English Language & Usage Stack Exchange is a question and answer site for linguists, etymologists, and serious English language enthusiasts. It's 100% free, no registration required.

Sign up
Here's how it works:
  1. Anybody can ask a question
  2. Anybody can answer
  3. The best answers are voted up and rise to the top

If I issued a payment to a company, and I wanted them to notify me when receiving the payment, could I say 'please acknowledge the payment when receiving it?' Is the word 'acknowledge' alright to be used here?

share|improve this question

The business language to be used is:

Please acknowledge receipt of payment.

It is short and sweet, and to the point.

You do not have to say "when you receive payment" or any sort of auxiliary instruction. The phrase is understood by anyone who has run a business professionally, and that a "receipt" is to be issued to the payer.

It is like writing "RSVP", where you do not need to tell the person invited "please ...blah ... when you receive this invitation." Writing "RSVP" simply says, "Please respond" (in French).

Saying "... when you receive ..." is redundant.

However, I notice that when "professional businesses" write to mom & pop stores, they frequently write (in a style similar to),

Please issue receipt to {business name and address} upon receiving this payment.

Alternatively, they go a step further

Enclosed with this payment is a form to indicate receipt of our payment. Please acknowledge the payment by signing the form and mailing it back to us in the stamped and self-addressed envelope provided.

BTW, "self-addressed envelope"? Can an envelope address itself? Seems illogical to me.

share|improve this answer

Yes, but I would say "when you have received", not "when receiving"

share|improve this answer
I'd say "upon receipt". I regard "when you have received" as verbose and ambiguous (it refers to all time after receipt). – jwpat7 Apr 24 '12 at 2:47
agreed, but I was mainly correcting the verb tense on "receive" – JeffSahol Apr 24 '12 at 16:56

Your Answer

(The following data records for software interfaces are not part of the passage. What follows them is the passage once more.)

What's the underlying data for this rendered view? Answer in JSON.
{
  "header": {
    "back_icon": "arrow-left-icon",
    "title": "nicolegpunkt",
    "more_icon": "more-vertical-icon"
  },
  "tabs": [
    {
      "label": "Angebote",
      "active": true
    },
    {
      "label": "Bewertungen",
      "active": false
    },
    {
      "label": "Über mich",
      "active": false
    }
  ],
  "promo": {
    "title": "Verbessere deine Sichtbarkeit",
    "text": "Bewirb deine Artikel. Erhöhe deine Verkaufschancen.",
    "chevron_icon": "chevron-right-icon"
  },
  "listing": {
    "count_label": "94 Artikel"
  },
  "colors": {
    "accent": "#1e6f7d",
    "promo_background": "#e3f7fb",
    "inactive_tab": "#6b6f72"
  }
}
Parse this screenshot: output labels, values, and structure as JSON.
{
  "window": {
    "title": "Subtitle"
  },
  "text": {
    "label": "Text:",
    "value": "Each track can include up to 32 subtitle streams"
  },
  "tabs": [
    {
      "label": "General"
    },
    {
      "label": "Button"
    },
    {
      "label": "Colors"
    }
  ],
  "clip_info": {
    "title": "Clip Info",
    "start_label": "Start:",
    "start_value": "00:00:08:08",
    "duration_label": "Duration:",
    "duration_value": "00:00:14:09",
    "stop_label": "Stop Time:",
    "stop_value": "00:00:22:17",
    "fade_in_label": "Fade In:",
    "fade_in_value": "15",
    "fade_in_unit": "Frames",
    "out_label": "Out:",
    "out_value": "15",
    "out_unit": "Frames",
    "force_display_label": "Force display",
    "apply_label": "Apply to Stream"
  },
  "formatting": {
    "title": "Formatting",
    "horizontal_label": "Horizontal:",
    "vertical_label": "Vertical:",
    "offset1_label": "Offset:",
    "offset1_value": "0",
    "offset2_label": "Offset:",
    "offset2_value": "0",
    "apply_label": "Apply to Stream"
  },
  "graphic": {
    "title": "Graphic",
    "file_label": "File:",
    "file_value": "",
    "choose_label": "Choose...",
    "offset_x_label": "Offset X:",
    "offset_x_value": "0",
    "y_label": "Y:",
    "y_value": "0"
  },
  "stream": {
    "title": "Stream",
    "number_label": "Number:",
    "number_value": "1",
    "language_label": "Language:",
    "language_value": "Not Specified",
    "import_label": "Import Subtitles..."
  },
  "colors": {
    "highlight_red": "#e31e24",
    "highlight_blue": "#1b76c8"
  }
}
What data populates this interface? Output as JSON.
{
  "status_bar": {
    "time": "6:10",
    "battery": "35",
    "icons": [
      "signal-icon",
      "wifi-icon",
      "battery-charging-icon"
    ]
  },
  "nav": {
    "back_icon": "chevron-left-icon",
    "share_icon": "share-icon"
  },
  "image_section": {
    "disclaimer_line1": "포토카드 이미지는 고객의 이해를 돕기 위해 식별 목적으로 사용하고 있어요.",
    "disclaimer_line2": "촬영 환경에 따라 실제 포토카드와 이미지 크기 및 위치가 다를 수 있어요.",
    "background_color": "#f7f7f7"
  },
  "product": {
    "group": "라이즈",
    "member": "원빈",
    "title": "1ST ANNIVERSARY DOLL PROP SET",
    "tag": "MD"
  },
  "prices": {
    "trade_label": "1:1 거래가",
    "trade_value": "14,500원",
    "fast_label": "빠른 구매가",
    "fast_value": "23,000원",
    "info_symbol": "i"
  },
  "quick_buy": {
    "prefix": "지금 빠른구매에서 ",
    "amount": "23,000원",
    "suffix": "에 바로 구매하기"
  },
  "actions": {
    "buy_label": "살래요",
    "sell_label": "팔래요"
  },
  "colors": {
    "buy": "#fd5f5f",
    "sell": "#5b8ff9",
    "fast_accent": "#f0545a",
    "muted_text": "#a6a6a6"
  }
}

By posting your answer, you agree to the privacy policy and terms of service.

Not the answer you're looking for? Browse other questions tagged or ask your own question.